the "permission denied" error on "/var/log/nginx/error.log" is expected and can be safely ignored. It is a warning from nginx that the compiled-in log file is not writable, but this only applies to the very beginning of the startup sequence before the DSS-generated configuration file is loaded.
You can check with '/home/a*****/dataikudata/dss_data/bin/dss status' that all the DSS components started correctly. If that is not the case, further error details should be in the corresponding log file in dss_data/run
However you mention that no other log lines are in nginx.log, though, so most probably the nginx component could start correctly. I would look for a network-level error then: firewall blocking this port on the local host? or a connectivity problem between browser and host?
Ways to dig into it would include: - checking that the http service works locally with: "curl http://localhost:11000" on the DSS host - checking the exact network error seen by the browser, maybe in its console, or by accessing the DSS URL from a command line tool eg curl on the user workstation - using ssh port-forwarding on port 11000 from the user workstation to the DSS server to check whether it allows connection (bypassing any firewall)
Details on the above available on request, of course Hope this helps Patrice Bertin Dataiku
Great. Note that if preferable for your environment, you can leave the firewall running and only open the DSS port with: sudo firewall-cmd --add-port=11000/tcp sudo firewall-cmd --add-port=11000/tcp --permanent # to persist after reboot

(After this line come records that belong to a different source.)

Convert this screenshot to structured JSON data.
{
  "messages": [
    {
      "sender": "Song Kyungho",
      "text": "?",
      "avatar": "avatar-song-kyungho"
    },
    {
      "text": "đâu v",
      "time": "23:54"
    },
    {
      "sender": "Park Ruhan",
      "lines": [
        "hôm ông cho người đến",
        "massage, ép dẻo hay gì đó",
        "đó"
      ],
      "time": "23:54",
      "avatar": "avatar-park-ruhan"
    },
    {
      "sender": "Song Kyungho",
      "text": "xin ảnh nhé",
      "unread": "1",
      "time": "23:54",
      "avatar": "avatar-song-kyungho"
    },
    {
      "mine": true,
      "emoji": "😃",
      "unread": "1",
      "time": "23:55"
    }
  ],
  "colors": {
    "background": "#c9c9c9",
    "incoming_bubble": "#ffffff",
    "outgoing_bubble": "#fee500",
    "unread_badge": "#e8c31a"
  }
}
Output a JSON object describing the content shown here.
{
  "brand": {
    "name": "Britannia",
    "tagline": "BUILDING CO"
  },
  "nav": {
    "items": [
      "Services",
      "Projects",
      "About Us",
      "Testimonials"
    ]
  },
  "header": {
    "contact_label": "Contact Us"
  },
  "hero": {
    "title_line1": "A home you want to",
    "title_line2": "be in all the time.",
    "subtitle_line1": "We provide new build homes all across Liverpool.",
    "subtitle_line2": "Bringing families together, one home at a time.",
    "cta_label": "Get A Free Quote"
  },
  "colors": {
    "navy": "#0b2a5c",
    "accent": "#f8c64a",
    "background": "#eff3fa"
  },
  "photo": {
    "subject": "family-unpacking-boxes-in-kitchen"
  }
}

the first step of the investigation would be to retrieve the exact error message observed when connecting to the DSS URL from the user workstation (unknown host? connection refused? connection timed out? etc) Connecting from a browser will usually give you a high-level error message, which may be informative enough. Otherwise, the best is probably to try to connect from the end-user workstation with a command-line tool (eg: curl http://DSS_HOST:11000) as this would typically show the real error.
You may want to check for: - a local firewall running on the DSS host (and blocking port 11000) - a network firewall on the path between the user browser and the DSS host (that includes cloud infrastructure firewall aka "security groups" when running on a cloud instance) - a proxy configured on the user browser - a local security package on the user workstation
- I do not understand what you mean by "the file is autogenerated, do not edit manually". Running "curl http://localhost:11000" directly from the server is intended to check whether DSS works and can be queried locally. If this command returns raw HTML (as opposed to: fails with an error) it means that DSS works and that the problem lies in the network transport between the browser and port 11000 of this host. I would check for firewall issues first.
- it is expected that port 80 is not working. Except if you manually set up a reverse proxy (this is described in our online doc) DSS is running on port 11000, and nothing is configured on port 80
- checking that the http service works locally with: "curl http://localhost:11000" on the DSS host This file is autogenerated, do not edit manually - checking the exact network error seen by the browser, maybe in its console, or by accessing the DSS URL from a command line tool eg curl on the user workstation This file is autogenerated, do not edit manually - using ssh port-forwarding on port 11000 from the user workstation to the DSS server to check whether it allows connection (bypassing any firewall) port 80 itself not working - i cannot see nginx welcome page ; i suspect permission issue or installation did not work on nginx as it installed